COPD Treatment Now Approved for Asthma

The FDA today expanded the indication of fluticasone furoate/vilanterol (Breo Ellipta) for the treatment of asthma.

The FDA today expanded the indication of GlaxoSmithKline and Theravance’s fluticasone furoate/vilanterol (Breo Ellipta), approving it for the once-daily treatment of asthma in patients aged 18 years and older.

A fixed-dose combination of the inhaled corticosteroid (ICS) fluticasone furoate and the long-acting beta2-agonist (LABA) vilanterol, Breo Ellipta was previously approved for the treatment of chronic obstructive pulmonary disease.

The FDA based its nod on the results of a clinical trial program that evaluated the drug’s safety and efficacy for the treatment of asthma in 12,000 patients aged 12 years and older. In March 2015, the agency’s advisory committee recommended the expanded indication for adult patients in a 16-4 vote.

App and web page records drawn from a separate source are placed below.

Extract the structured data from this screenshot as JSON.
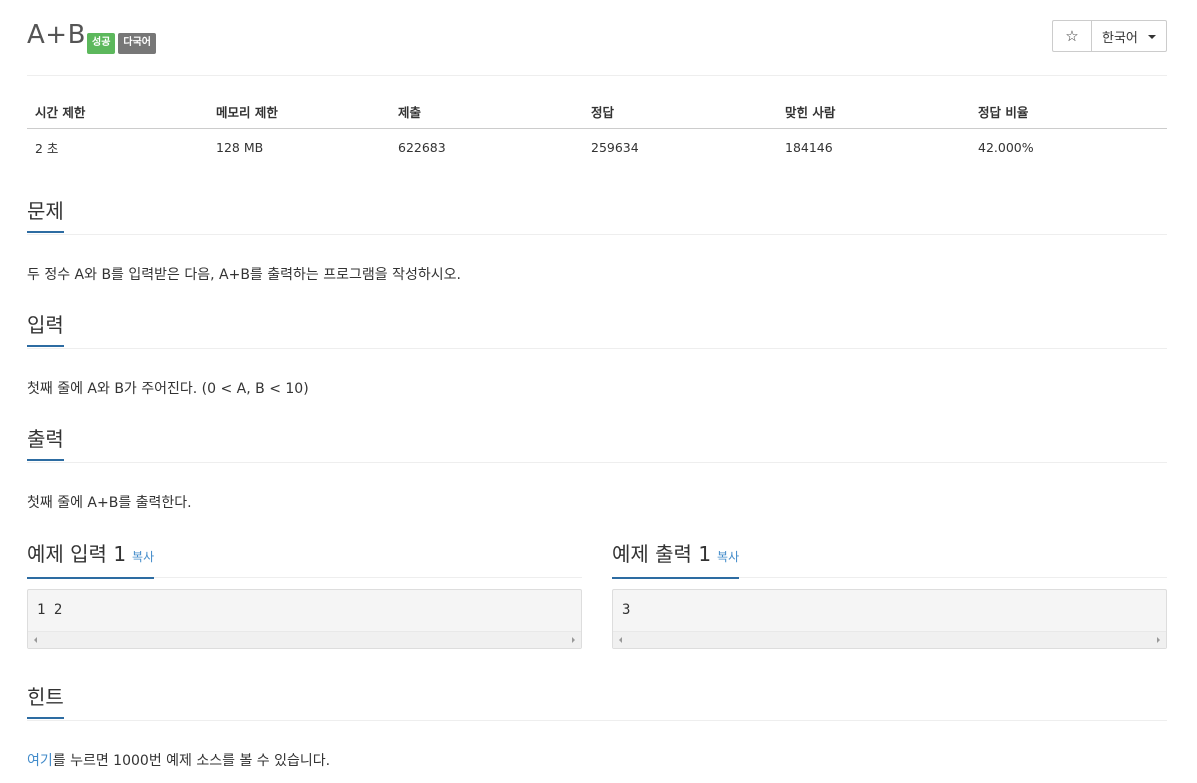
{
  "problem": {
    "title": "A+B",
    "badges": [
      "성공",
      "다국어"
    ]
  },
  "controls": {
    "star_icon": "☆",
    "language": "한국어"
  },
  "info_table": {
    "headers": [
      "시간 제한",
      "메모리 제한",
      "제출",
      "정답",
      "맞힌 사람",
      "정답 비율"
    ],
    "values": [
      "2 초",
      "128 MB",
      "622683",
      "259634",
      "184146",
      "42.000%"
    ]
  },
  "sections": {
    "description": {
      "title": "문제",
      "text": "두 정수 A와 B를 입력받은 다음, A+B를 출력하는 프로그램을 작성하시오."
    },
    "input": {
      "title": "입력",
      "text": "첫째 줄에 A와 B가 주어진다. (0 < A, B < 10)"
    },
    "output": {
      "title": "출력",
      "text": "첫째 줄에 A+B를 출력한다."
    }
  },
  "samples": {
    "input": {
      "title": "예제 입력 1",
      "copy_label": "복사",
      "content": "1 2"
    },
    "output": {
      "title": "예제 출력 1",
      "copy_label": "복사",
      "content": "3"
    }
  },
  "hint": {
    "title": "힌트",
    "link_text": "여기",
    "text_rest": "를 누르면 1000번 예제 소스를 볼 수 있습니다."
  },
  "colors": {
    "accent": "#2d6ca2",
    "success_badge": "#5cb85c",
    "multilang_badge": "#777777",
    "link": "#428bca"
  }
}
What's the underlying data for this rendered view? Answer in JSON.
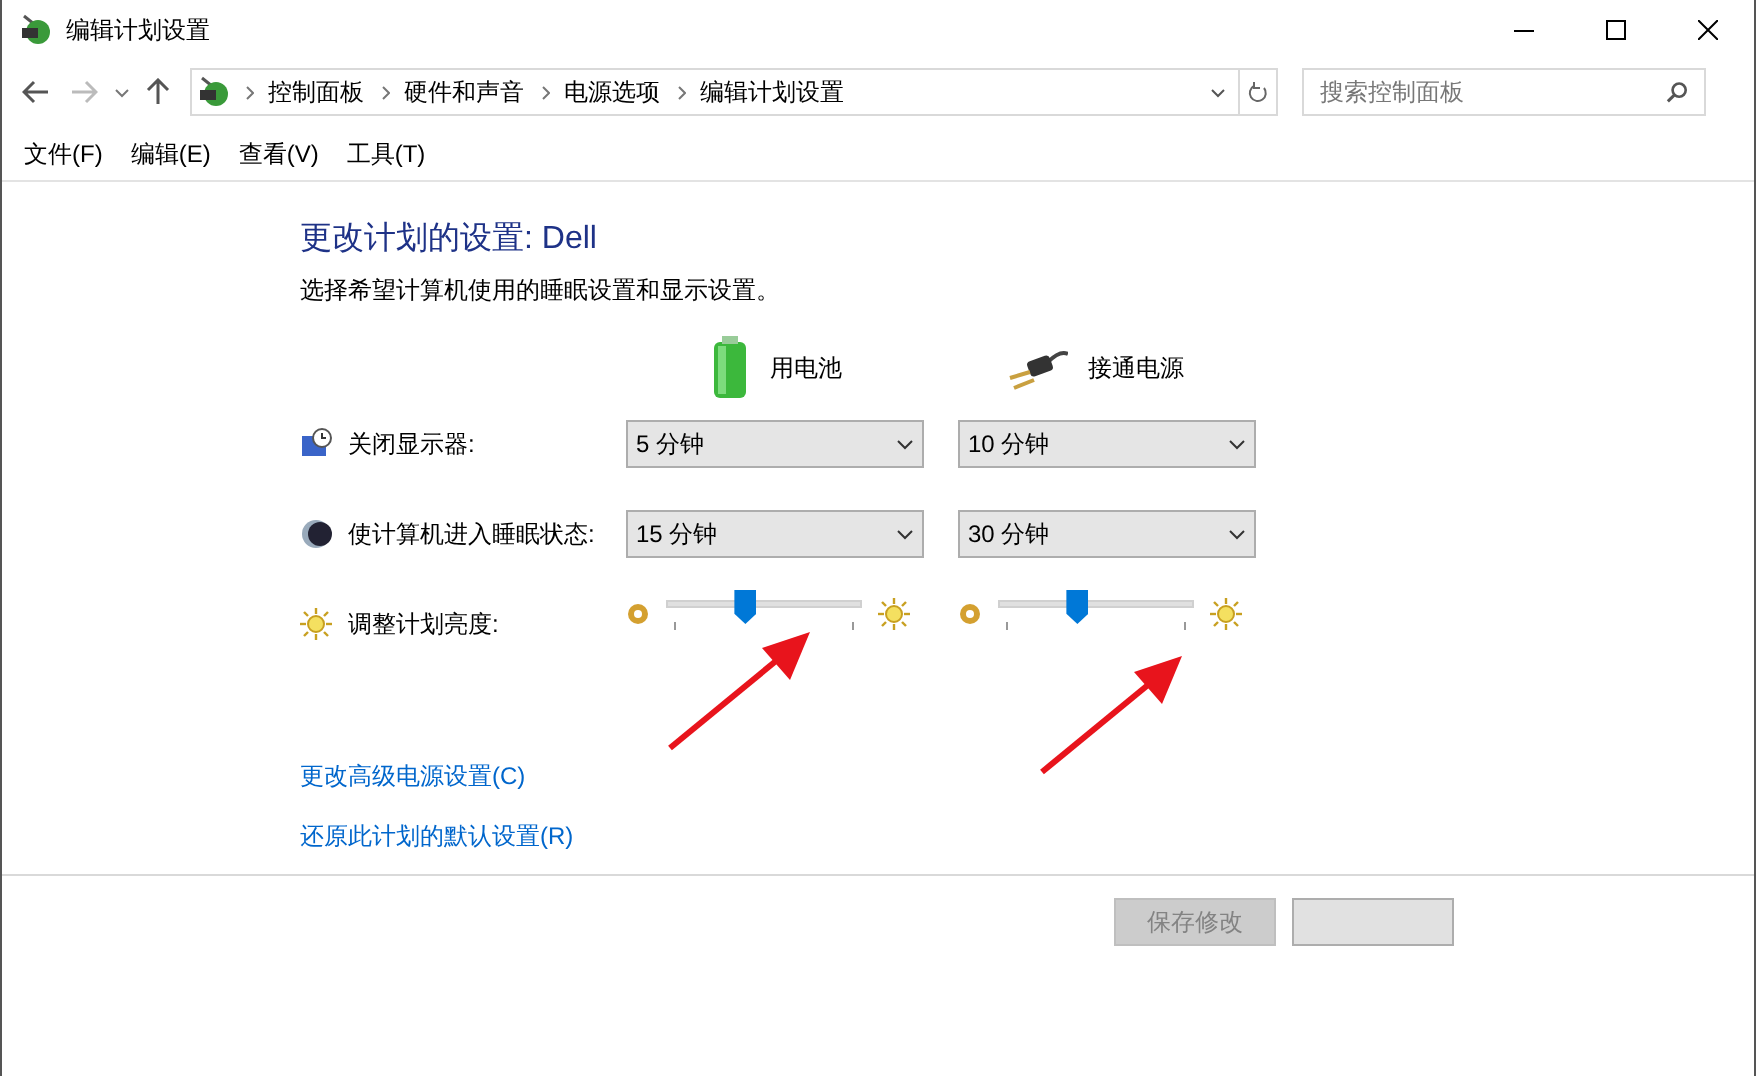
{
  "window": {
    "title": "编辑计划设置"
  },
  "breadcrumb": [
    "控制面板",
    "硬件和声音",
    "电源选项",
    "编辑计划设置"
  ],
  "search": {
    "placeholder": "搜索控制面板"
  },
  "menu": [
    "文件(F)",
    "编辑(E)",
    "查看(V)",
    "工具(T)"
  ],
  "heading": "更改计划的设置: Dell",
  "description": "选择希望计算机使用的睡眠设置和显示设置。",
  "columns": [
    {
      "kind": "battery",
      "label": "用电池"
    },
    {
      "kind": "plug",
      "label": "接通电源"
    }
  ],
  "settings": [
    {
      "kind": "dropdown",
      "label": "关闭显示器:",
      "values": [
        "5 分钟",
        "10 分钟"
      ]
    },
    {
      "kind": "dropdown",
      "label": "使计算机进入睡眠状态:",
      "values": [
        "15 分钟",
        "30 分钟"
      ]
    },
    {
      "kind": "slider",
      "label": "调整计划亮度:",
      "sliders": [
        {
          "level": 0.4
        },
        {
          "level": 0.4
        }
      ]
    }
  ],
  "links": [
    "更改高级电源设置(C)",
    "还原此计划的默认设置(R)"
  ],
  "buttons": [
    {
      "label": "保存修改",
      "disabled": true
    },
    {
      "disabled": false
    }
  ]
}
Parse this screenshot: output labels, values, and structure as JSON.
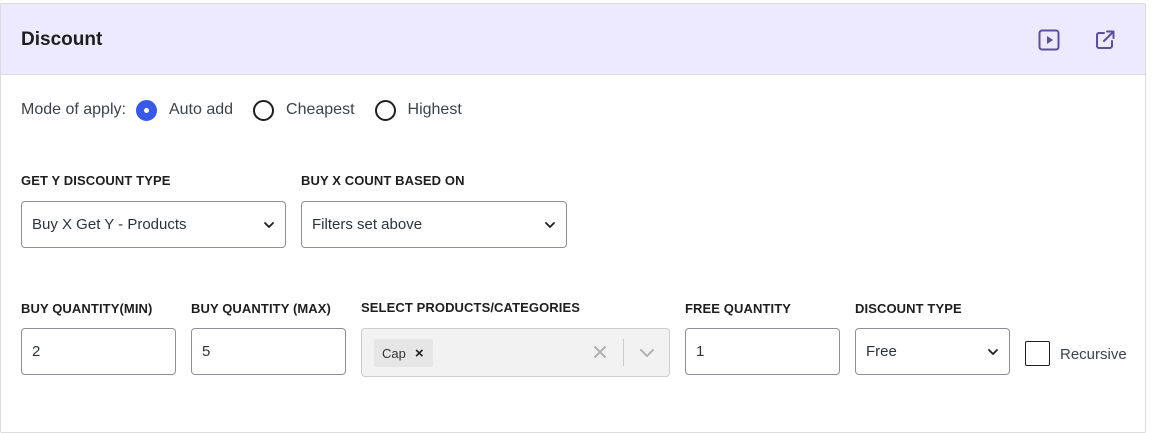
{
  "panel": {
    "title": "Discount",
    "icons": [
      "play-video-icon",
      "external-link-icon"
    ]
  },
  "mode": {
    "label": "Mode of apply:",
    "options": [
      {
        "label": "Auto add",
        "checked": true
      },
      {
        "label": "Cheapest",
        "checked": false
      },
      {
        "label": "Highest",
        "checked": false
      }
    ]
  },
  "get_y_discount_type": {
    "label": "GET Y DISCOUNT TYPE",
    "value": "Buy X Get Y - Products"
  },
  "buy_x_count_based_on": {
    "label": "BUY X COUNT BASED ON",
    "value": "Filters set above"
  },
  "buy_qty_min": {
    "label": "BUY QUANTITY(MIN)",
    "value": "2"
  },
  "buy_qty_max": {
    "label": "BUY QUANTITY (MAX)",
    "value": "5"
  },
  "select_products": {
    "label": "SELECT PRODUCTS/CATEGORIES",
    "tags": [
      "Cap"
    ],
    "tag_remove": "×"
  },
  "free_quantity": {
    "label": "FREE QUANTITY",
    "value": "1"
  },
  "discount_type": {
    "label": "DISCOUNT TYPE",
    "value": "Free"
  },
  "recursive": {
    "label": "Recursive",
    "checked": false
  },
  "colors": {
    "header_bg": "#ede9fe",
    "accent": "#3858e9",
    "icon": "#5b4fa0"
  }
}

“We believe the approval of Breo Ellipta as a once-daily ICS/LABA treatment for adults with asthma is a significant catalyst for Theravance, as asthma affects nearly 19 million adults in the US,” said Theravance president and CEO Michael W. Aguiar in a press release. “We are pleased by today's approval of Breo Ellipta and look forward to making this important medicine available to the appropriate adult patients among those living with the disease.”

In a response letter regarding the proposed use of Breo Ellipta for the treatment of asthma in patients aged 12 to 17 years, the FDA stated the submitted data did not show adequate risk-benefit to support the approval in these patients. Additionally, the drug is not indicated for the relief of acute bronchospasm.